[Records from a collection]
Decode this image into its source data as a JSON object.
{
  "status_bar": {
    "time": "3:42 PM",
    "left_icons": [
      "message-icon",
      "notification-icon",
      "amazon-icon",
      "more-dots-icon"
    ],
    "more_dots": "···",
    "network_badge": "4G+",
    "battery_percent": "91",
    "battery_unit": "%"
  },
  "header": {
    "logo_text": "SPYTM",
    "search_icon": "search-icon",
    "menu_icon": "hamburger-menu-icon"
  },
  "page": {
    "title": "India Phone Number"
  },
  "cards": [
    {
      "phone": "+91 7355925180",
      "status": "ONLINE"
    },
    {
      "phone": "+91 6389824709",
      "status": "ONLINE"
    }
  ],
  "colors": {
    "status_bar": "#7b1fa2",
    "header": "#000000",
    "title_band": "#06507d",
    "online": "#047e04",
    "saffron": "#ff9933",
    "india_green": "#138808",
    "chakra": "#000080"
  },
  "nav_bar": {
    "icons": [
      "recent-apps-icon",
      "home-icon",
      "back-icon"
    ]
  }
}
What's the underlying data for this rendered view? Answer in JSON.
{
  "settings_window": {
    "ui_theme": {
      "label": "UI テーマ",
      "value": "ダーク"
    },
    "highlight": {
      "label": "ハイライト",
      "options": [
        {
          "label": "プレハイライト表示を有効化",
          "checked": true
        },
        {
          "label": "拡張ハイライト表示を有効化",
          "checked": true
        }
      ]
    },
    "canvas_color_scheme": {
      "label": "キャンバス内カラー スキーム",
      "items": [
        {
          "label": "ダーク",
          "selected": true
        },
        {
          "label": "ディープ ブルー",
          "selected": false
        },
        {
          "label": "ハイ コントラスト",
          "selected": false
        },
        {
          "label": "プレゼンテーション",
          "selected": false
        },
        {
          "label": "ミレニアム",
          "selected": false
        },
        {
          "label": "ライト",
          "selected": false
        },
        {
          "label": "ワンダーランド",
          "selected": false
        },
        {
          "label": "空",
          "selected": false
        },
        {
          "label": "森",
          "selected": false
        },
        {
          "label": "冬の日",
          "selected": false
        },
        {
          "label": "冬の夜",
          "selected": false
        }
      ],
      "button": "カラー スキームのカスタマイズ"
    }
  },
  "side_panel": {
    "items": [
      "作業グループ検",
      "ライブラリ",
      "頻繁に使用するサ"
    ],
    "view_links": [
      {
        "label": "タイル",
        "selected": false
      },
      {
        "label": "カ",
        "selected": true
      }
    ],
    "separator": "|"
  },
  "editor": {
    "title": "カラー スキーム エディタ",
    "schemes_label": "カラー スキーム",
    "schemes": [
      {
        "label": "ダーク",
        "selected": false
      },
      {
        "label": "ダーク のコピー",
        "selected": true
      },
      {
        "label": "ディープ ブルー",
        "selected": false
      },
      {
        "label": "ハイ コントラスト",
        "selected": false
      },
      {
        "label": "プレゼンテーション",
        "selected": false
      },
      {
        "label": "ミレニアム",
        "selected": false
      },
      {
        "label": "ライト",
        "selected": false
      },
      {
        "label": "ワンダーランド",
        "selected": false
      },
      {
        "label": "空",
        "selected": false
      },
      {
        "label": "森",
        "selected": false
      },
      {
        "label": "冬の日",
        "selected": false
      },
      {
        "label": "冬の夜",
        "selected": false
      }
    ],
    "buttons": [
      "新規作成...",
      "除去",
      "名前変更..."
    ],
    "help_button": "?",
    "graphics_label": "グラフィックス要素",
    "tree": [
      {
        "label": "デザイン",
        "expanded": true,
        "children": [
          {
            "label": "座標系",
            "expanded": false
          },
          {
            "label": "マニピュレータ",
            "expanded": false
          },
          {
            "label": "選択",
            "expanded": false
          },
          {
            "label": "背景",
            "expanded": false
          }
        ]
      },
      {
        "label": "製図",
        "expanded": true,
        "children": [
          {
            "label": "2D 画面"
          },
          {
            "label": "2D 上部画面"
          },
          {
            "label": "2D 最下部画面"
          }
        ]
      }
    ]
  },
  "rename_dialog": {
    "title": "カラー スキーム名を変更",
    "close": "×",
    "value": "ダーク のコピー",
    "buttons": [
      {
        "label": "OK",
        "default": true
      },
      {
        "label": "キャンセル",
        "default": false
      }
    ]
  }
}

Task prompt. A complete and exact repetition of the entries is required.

Output of the task.
Decode this image into its source data as a JSON object.
{
  "status_bar": {
    "time": "3:42 PM",
    "left_icons": [
      "message-icon",
      "notification-icon",
      "amazon-icon",
      "more-dots-icon"
    ],
    "more_dots": "···",
    "network_badge": "4G+",
    "battery_percent": "91",
    "battery_unit": "%"
  },
  "header": {
    "logo_text": "SPYTM",
    "search_icon": "search-icon",
    "menu_icon": "hamburger-menu-icon"
  },
  "page": {
    "title": "India Phone Number"
  },
  "cards": [
    {
      "phone": "+91 7355925180",
      "status": "ONLINE"
    },
    {
      "phone": "+91 6389824709",
      "status": "ONLINE"
    }
  ],
  "colors": {
    "status_bar": "#7b1fa2",
    "header": "#000000",
    "title_band": "#06507d",
    "online": "#047e04",
    "saffron": "#ff9933",
    "india_green": "#138808",
    "chakra": "#000080"
  },
  "nav_bar": {
    "icons": [
      "recent-apps-icon",
      "home-icon",
      "back-icon"
    ]
  }
}
What's the underlying data for this rendered view? Answer in JSON.
{
  "settings_window": {
    "ui_theme": {
      "label": "UI テーマ",
      "value": "ダーク"
    },
    "highlight": {
      "label": "ハイライト",
      "options": [
        {
          "label": "プレハイライト表示を有効化",
          "checked": true
        },
        {
          "label": "拡張ハイライト表示を有効化",
          "checked": true
        }
      ]
    },
    "canvas_color_scheme": {
      "label": "キャンバス内カラー スキーム",
      "items": [
        {
          "label": "ダーク",
          "selected": true
        },
        {
          "label": "ディープ ブルー",
          "selected": false
        },
        {
          "label": "ハイ コントラスト",
          "selected": false
        },
        {
          "label": "プレゼンテーション",
          "selected": false
        },
        {
          "label": "ミレニアム",
          "selected": false
        },
        {
          "label": "ライト",
          "selected": false
        },
        {
          "label": "ワンダーランド",
          "selected": false
        },
        {
          "label": "空",
          "selected": false
        },
        {
          "label": "森",
          "selected": false
        },
        {
          "label": "冬の日",
          "selected": false
        },
        {
          "label": "冬の夜",
          "selected": false
        }
      ],
      "button": "カラー スキームのカスタマイズ"
    }
  },
  "side_panel": {
    "items": [
      "作業グループ検",
      "ライブラリ",
      "頻繁に使用するサ"
    ],
    "view_links": [
      {
        "label": "タイル",
        "selected": false
      },
      {
        "label": "カ",
        "selected": true
      }
    ],
    "separator": "|"
  },
  "editor": {
    "title": "カラー スキーム エディタ",
    "schemes_label": "カラー スキーム",
    "schemes": [
      {
        "label": "ダーク",
        "selected": false
      },
      {
        "label": "ダーク のコピー",
        "selected": true
      },
      {
        "label": "ディープ ブルー",
        "selected": false
      },
      {
        "label": "ハイ コントラスト",
        "selected": false
      },
      {
        "label": "プレゼンテーション",
        "selected": false
      },
      {
        "label": "ミレニアム",
        "selected": false
      },
      {
        "label": "ライト",
        "selected": false
      },
      {
        "label": "ワンダーランド",
        "selected": false
      },
      {
        "label": "空",
        "selected": false
      },
      {
        "label": "森",
        "selected": false
      },
      {
        "label": "冬の日",
        "selected": false
      },
      {
        "label": "冬の夜",
        "selected": false
      }
    ],
    "buttons": [
      "新規作成...",
      "除去",
      "名前変更..."
    ],
    "help_button": "?",
    "graphics_label": "グラフィックス要素",
    "tree": [
      {
        "label": "デザイン",
        "expanded": true,
        "children": [
          {
            "label": "座標系",
            "expanded": false
          },
          {
            "label": "マニピュレータ",
            "expanded": false
          },
          {
            "label": "選択",
            "expanded": false
          },
          {
            "label": "背景",
            "expanded": false
          }
        ]
      },
      {
        "label": "製図",
        "expanded": true,
        "children": [
          {
            "label": "2D 画面"
          },
          {
            "label": "2D 上部画面"
          },
          {
            "label": "2D 最下部画面"
          }
        ]
      }
    ]
  },
  "rename_dialog": {
    "title": "カラー スキーム名を変更",
    "close": "×",
    "value": "ダーク のコピー",
    "buttons": [
      {
        "label": "OK",
        "default": true
      },
      {
        "label": "キャンセル",
        "default": false
      }
    ]
  }
}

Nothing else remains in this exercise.